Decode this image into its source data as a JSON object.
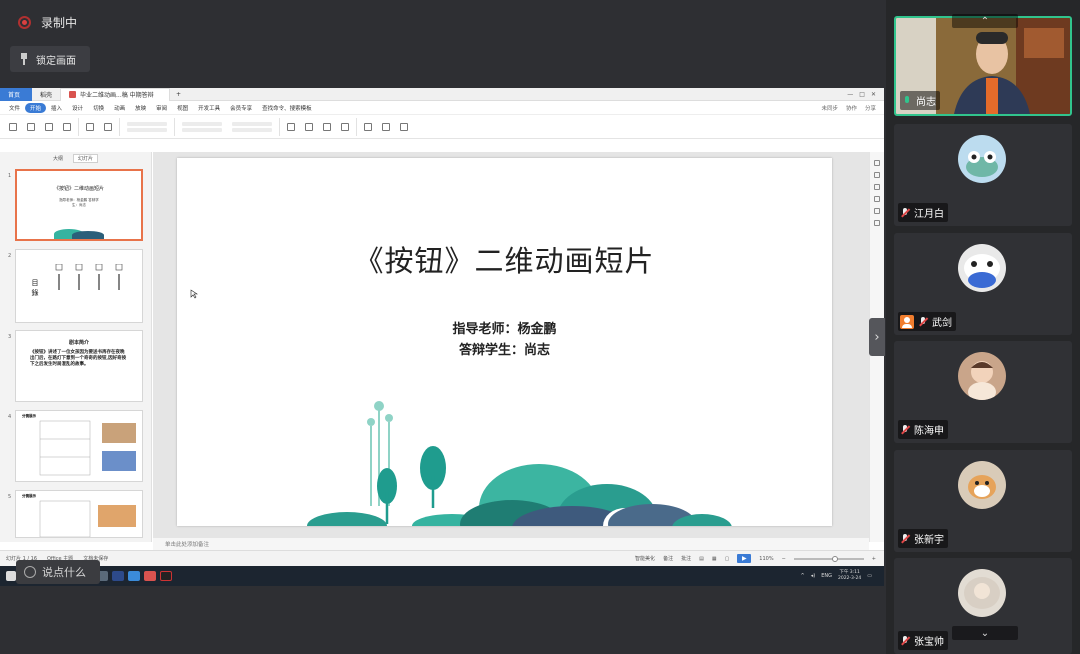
{
  "recording": {
    "status": "录制中",
    "lock_label": "锁定画面"
  },
  "window": {
    "tabs": [
      {
        "label": "首页"
      },
      {
        "label": "稻壳"
      },
      {
        "label": "毕业二维动画...稿 中期答辩"
      }
    ],
    "menu": [
      "文件",
      "开始",
      "插入",
      "设计",
      "切换",
      "动画",
      "放映",
      "审阅",
      "视图",
      "开发工具",
      "会员专享",
      "查找命令、搜索模板"
    ],
    "menu_right": [
      "未同步",
      "协作",
      "分享"
    ],
    "panel_tabs": [
      "大纲",
      "幻灯片"
    ],
    "thumbs": [
      {
        "num": "1",
        "title": "《按钮》二维动画短片",
        "sub": "指导老师：杨金鹏 答辩学生：尚志"
      },
      {
        "num": "2",
        "title": "目 錄"
      },
      {
        "num": "3",
        "title": "剧本简介",
        "body": "《按钮》讲述了一位女孩因为要送书再存在夜晚出门后，在路灯下意到一个奇奇的按钮,因好奇按下之后发生时局混乱的故事。"
      },
      {
        "num": "4",
        "title": "分镜展示"
      },
      {
        "num": "5",
        "title": "分镜展示"
      }
    ],
    "slide": {
      "title": "《按钮》二维动画短片",
      "advisor": "指导老师：杨金鹏",
      "student": "答辩学生：尚志"
    },
    "notes_placeholder": "单击此处添加备注",
    "status": {
      "slide_counter": "幻灯片 1 / 16",
      "theme": "Office 主题",
      "backup": "文档未保存",
      "smart": "智能美化",
      "notes_btn": "备注",
      "comment_btn": "批注",
      "zoom": "110%"
    },
    "taskbar": {
      "time": "下午 3:11",
      "date": "2022-3-24",
      "lang": "ENG"
    }
  },
  "chat_input": {
    "placeholder": "说点什么"
  },
  "participants": [
    {
      "name": "尚志",
      "speaking": true,
      "mic": "on"
    },
    {
      "name": "江月白",
      "mic": "off"
    },
    {
      "name": "武剑",
      "mic": "off"
    },
    {
      "name": "陈海申",
      "mic": "off"
    },
    {
      "name": "张新宇",
      "mic": "off"
    },
    {
      "name": "张宝帅",
      "mic": "off"
    }
  ],
  "colors": {
    "accent_green": "#31c48d",
    "ppt_blue": "#3a7bd5",
    "thumb_sel": "#e8734a"
  }
}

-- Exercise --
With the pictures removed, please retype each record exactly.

-- Response to the exercise --
Decode this image into its source data as a JSON object.
{
  "recording": {
    "status": "录制中",
    "lock_label": "锁定画面"
  },
  "window": {
    "tabs": [
      {
        "label": "首页"
      },
      {
        "label": "稻壳"
      },
      {
        "label": "毕业二维动画...稿 中期答辩"
      }
    ],
    "menu": [
      "文件",
      "开始",
      "插入",
      "设计",
      "切换",
      "动画",
      "放映",
      "审阅",
      "视图",
      "开发工具",
      "会员专享",
      "查找命令、搜索模板"
    ],
    "menu_right": [
      "未同步",
      "协作",
      "分享"
    ],
    "panel_tabs": [
      "大纲",
      "幻灯片"
    ],
    "thumbs": [
      {
        "num": "1",
        "title": "《按钮》二维动画短片",
        "sub": "指导老师：杨金鹏 答辩学生：尚志"
      },
      {
        "num": "2",
        "title": "目 錄"
      },
      {
        "num": "3",
        "title": "剧本简介",
        "body": "《按钮》讲述了一位女孩因为要送书再存在夜晚出门后，在路灯下意到一个奇奇的按钮,因好奇按下之后发生时局混乱的故事。"
      },
      {
        "num": "4",
        "title": "分镜展示"
      },
      {
        "num": "5",
        "title": "分镜展示"
      }
    ],
    "slide": {
      "title": "《按钮》二维动画短片",
      "advisor": "指导老师：杨金鹏",
      "student": "答辩学生：尚志"
    },
    "notes_placeholder": "单击此处添加备注",
    "status": {
      "slide_counter": "幻灯片 1 / 16",
      "theme": "Office 主题",
      "backup": "文档未保存",
      "smart": "智能美化",
      "notes_btn": "备注",
      "comment_btn": "批注",
      "zoom": "110%"
    },
    "taskbar": {
      "time": "下午 3:11",
      "date": "2022-3-24",
      "lang": "ENG"
    }
  },
  "chat_input": {
    "placeholder": "说点什么"
  },
  "participants": [
    {
      "name": "尚志",
      "speaking": true,
      "mic": "on"
    },
    {
      "name": "江月白",
      "mic": "off"
    },
    {
      "name": "武剑",
      "mic": "off"
    },
    {
      "name": "陈海申",
      "mic": "off"
    },
    {
      "name": "张新宇",
      "mic": "off"
    },
    {
      "name": "张宝帅",
      "mic": "off"
    }
  ],
  "colors": {
    "accent_green": "#31c48d",
    "ppt_blue": "#3a7bd5",
    "thumb_sel": "#e8734a"
  }
}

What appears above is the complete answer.